As can be seen from the brief explanations of the openers above, the three greatest openings for beginners have one thing in common: they are all “schemes” to some extent. Schemes are openings that can be played automatically, with little regard for what the opponent is doing. The King’s Indian Attack (1.Nf3, 2.g3, 3.Bg2, 4.0-0, 5.d3, 6.Nbd2, and 7.e4) is an example of a plan. The schemes’ simplicity is their main feature. Because they are secure and ensure a decent middlegame position, the schemes are a handy short-cut in analyzing openings.
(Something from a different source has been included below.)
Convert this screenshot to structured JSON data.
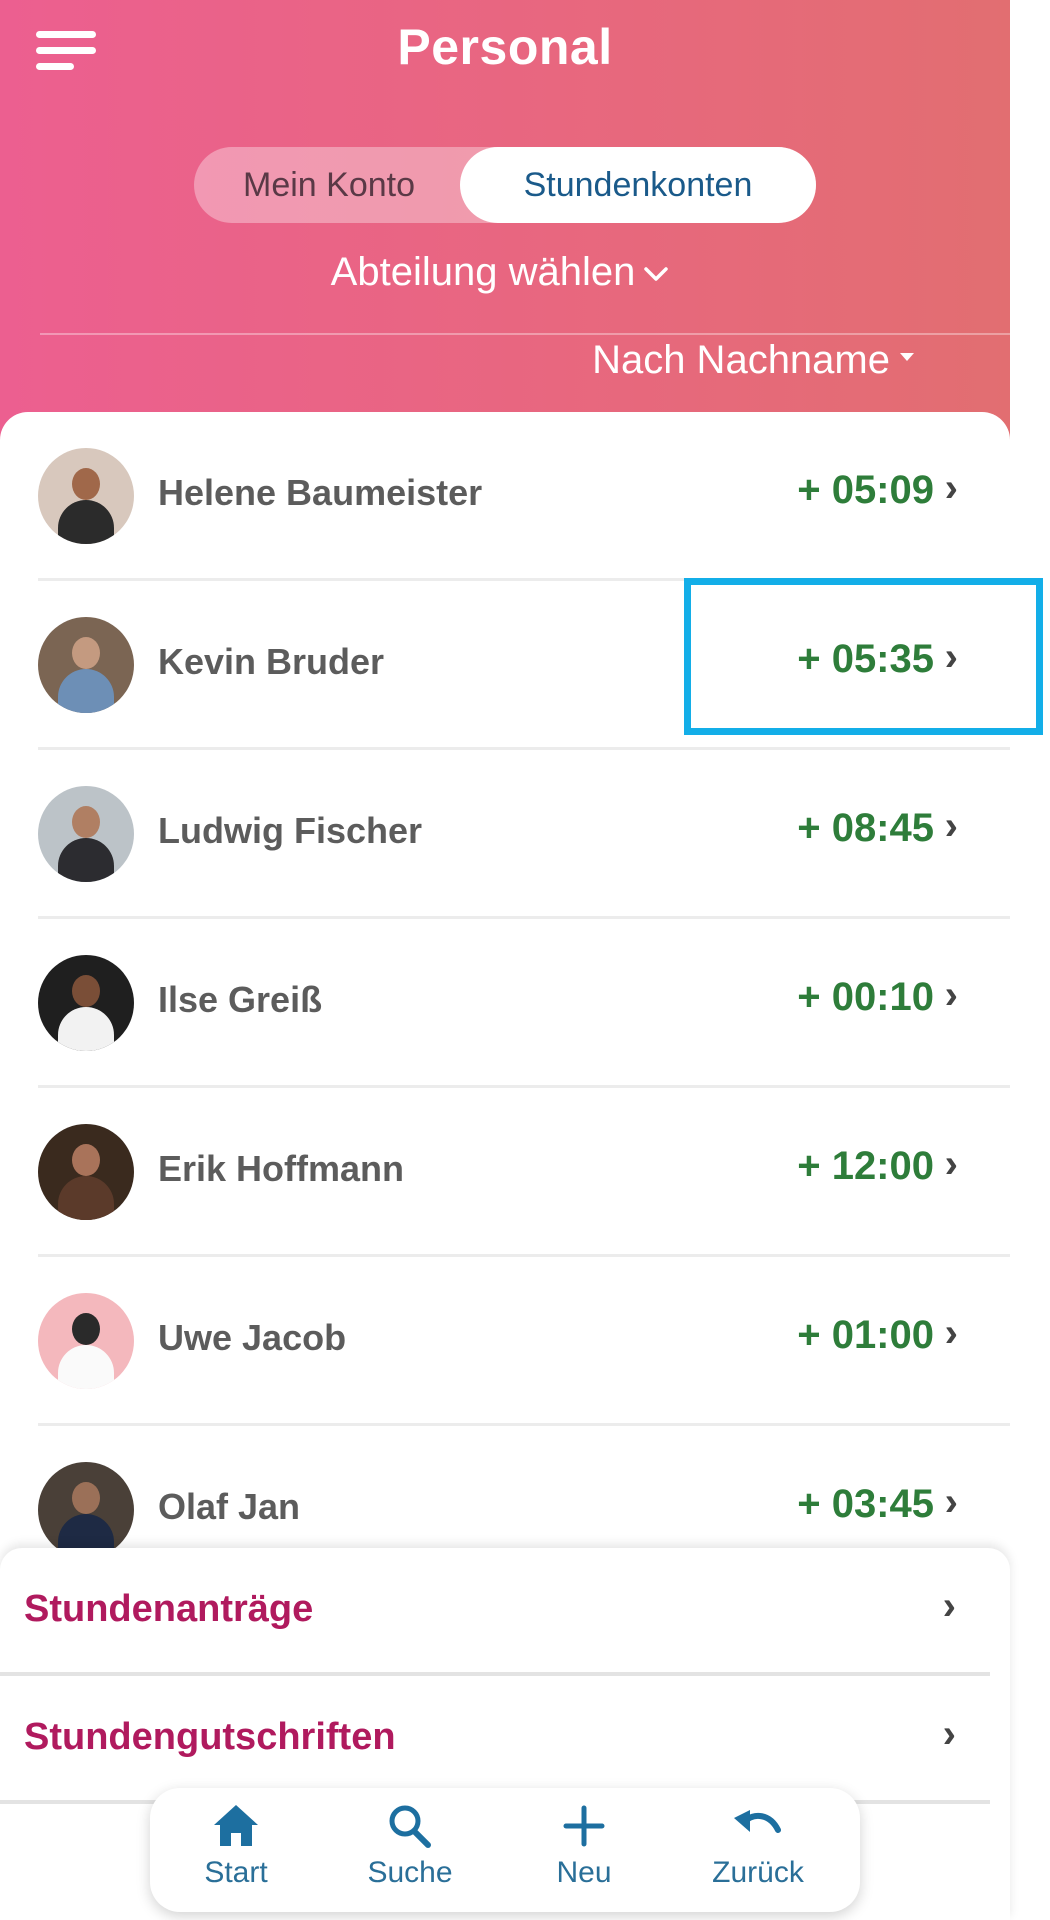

One thing that all three openers have in common, and that is also a property of a scheme, is that it is tough to go wrong with them, and possibly even more importantly for novices, to make a mistake. This is especially important for novices, as making a mistake early on can ruin the enjoyment of a game.
Creating a basic opening repertoire, like as the one given above, might be a quick initial step for a beginner to enter into the game with the assurance of getting a game. By playing a scheme, a beginner will gain confidence not only in the beginning but also in the middlegame, as he will have a better understanding of the many approaches that might be pursued.
For beginners, the opening should serve as a stepping stone to learning “how to play chess” — that is, better tactical control by avoiding mistakes, some fundamental strategy, and finally theoretical and practical endgame play. The player (now no longer a novice) should return to the opening and re-evaluate if these openings still fit his or her needs only after the level of these parts of the game has been upgraded.